• [Task material]:
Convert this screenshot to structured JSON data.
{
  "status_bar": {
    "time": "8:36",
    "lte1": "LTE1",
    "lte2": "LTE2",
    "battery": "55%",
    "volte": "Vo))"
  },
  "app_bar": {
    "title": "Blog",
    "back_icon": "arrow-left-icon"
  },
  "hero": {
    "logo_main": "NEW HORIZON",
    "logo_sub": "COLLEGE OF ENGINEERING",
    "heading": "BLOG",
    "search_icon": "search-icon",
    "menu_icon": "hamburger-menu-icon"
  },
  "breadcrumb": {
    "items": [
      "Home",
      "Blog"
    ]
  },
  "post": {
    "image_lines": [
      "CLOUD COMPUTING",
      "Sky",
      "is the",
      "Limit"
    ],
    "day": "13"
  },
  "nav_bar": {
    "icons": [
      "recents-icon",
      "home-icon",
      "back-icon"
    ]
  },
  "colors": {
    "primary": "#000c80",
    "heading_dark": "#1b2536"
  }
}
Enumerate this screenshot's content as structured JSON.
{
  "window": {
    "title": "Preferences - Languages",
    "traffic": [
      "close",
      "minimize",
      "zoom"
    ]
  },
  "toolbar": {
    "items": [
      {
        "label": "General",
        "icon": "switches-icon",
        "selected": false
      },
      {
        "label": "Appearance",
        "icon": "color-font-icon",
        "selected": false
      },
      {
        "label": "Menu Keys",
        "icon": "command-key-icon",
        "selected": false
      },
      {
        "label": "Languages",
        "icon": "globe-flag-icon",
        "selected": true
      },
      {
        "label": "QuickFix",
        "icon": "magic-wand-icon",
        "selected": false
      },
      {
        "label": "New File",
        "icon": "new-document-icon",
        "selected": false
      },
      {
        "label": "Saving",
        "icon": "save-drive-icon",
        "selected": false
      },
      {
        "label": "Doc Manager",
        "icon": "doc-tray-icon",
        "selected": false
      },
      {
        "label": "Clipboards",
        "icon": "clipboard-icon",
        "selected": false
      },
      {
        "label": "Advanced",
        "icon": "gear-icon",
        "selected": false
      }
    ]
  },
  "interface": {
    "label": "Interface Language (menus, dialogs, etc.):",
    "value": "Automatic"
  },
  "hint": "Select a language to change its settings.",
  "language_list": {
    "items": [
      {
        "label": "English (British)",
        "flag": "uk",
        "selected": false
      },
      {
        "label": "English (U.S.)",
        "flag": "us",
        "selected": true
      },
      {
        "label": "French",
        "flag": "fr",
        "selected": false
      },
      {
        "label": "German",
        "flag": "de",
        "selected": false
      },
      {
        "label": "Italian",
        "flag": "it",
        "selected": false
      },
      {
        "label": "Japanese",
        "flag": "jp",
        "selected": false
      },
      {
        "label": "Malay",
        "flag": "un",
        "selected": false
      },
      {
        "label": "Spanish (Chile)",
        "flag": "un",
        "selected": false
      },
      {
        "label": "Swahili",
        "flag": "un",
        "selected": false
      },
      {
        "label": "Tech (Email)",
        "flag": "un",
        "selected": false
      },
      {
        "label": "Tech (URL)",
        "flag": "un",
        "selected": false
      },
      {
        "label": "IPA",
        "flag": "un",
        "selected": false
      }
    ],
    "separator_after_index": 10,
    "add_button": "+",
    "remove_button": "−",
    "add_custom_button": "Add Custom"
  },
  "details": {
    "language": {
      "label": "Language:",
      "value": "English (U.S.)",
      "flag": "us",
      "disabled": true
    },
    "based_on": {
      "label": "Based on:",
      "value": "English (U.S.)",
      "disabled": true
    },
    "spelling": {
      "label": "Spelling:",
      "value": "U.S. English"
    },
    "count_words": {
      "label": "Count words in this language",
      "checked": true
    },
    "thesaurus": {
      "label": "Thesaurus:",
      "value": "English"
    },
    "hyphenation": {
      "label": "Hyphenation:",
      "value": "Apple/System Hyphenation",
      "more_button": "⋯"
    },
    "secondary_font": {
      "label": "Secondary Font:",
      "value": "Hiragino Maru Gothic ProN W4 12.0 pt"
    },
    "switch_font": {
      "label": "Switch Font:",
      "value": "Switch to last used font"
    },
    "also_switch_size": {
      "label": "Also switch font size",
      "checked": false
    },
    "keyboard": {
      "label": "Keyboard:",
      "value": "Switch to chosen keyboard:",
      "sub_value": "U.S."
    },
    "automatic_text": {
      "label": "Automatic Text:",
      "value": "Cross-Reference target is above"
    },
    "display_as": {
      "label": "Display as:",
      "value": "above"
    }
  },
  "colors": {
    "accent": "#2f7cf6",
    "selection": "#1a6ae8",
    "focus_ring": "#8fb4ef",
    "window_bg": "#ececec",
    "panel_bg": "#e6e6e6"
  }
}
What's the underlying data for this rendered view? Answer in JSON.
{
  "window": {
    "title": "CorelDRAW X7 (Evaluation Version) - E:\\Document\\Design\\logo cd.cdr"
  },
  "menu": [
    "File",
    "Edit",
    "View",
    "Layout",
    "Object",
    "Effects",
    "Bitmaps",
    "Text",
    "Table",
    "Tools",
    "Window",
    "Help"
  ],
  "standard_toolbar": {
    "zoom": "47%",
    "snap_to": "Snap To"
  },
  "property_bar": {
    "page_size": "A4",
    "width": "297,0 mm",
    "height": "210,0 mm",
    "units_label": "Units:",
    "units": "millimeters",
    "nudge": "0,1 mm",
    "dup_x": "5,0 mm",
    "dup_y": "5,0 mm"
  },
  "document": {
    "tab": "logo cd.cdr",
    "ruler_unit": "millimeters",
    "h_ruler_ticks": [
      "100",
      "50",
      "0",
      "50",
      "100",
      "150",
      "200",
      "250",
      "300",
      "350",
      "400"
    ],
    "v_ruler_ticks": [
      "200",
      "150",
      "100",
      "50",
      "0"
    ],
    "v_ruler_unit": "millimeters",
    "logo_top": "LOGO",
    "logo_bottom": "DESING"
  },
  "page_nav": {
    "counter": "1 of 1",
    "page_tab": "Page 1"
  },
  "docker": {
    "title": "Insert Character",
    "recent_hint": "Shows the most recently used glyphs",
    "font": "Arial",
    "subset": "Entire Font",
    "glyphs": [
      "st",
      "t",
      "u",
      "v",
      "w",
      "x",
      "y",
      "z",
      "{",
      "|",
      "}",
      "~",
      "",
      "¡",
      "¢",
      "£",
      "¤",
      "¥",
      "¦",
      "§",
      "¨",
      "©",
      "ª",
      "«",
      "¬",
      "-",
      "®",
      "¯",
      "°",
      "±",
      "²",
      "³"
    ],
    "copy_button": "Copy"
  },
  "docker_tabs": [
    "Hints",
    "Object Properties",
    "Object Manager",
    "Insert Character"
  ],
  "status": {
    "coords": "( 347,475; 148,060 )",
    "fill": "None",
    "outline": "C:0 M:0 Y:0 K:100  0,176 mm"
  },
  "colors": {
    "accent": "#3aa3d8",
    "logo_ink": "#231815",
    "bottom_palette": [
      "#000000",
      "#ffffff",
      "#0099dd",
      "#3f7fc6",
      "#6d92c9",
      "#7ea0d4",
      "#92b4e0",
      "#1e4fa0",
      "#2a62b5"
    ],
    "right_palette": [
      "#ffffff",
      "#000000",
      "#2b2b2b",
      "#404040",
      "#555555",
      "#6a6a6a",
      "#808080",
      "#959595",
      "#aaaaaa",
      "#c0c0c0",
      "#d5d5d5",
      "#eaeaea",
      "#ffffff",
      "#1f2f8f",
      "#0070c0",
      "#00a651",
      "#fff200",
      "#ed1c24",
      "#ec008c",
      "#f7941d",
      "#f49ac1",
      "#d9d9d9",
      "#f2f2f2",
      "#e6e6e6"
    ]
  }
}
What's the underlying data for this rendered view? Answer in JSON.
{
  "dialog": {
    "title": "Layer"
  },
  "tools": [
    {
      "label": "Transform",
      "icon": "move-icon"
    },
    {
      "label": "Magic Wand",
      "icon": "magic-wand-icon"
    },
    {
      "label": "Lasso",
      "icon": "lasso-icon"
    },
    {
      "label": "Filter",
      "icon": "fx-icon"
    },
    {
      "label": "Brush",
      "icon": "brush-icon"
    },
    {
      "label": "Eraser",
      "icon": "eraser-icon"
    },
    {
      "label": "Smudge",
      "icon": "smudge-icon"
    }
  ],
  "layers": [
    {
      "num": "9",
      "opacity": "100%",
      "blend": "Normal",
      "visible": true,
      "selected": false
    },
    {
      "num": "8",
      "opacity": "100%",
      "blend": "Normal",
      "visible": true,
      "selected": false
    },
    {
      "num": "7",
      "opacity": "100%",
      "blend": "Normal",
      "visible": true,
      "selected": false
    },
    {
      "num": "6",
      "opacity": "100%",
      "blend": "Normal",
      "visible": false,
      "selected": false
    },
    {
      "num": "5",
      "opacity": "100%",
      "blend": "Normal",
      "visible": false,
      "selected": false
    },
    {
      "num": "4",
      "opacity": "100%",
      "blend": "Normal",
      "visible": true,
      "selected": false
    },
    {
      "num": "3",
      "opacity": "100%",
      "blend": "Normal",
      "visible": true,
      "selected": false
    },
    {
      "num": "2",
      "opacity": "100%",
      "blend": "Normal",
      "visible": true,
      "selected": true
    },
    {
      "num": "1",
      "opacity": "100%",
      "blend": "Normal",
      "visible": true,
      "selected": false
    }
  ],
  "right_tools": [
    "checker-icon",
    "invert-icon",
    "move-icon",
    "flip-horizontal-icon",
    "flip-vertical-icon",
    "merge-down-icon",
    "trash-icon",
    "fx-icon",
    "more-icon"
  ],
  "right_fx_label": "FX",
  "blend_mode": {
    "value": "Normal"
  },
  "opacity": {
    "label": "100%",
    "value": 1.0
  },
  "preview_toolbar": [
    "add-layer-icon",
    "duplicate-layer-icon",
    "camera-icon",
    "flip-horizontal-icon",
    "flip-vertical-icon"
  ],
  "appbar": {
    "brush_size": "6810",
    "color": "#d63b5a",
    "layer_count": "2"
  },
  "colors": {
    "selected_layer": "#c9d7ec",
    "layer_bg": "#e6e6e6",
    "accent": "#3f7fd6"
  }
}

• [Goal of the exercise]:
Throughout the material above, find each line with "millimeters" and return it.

• [Exercise output]:
    "units": "millimeters",
    "ruler_unit": "millimeters",
    "v_ruler_unit": "millimeters",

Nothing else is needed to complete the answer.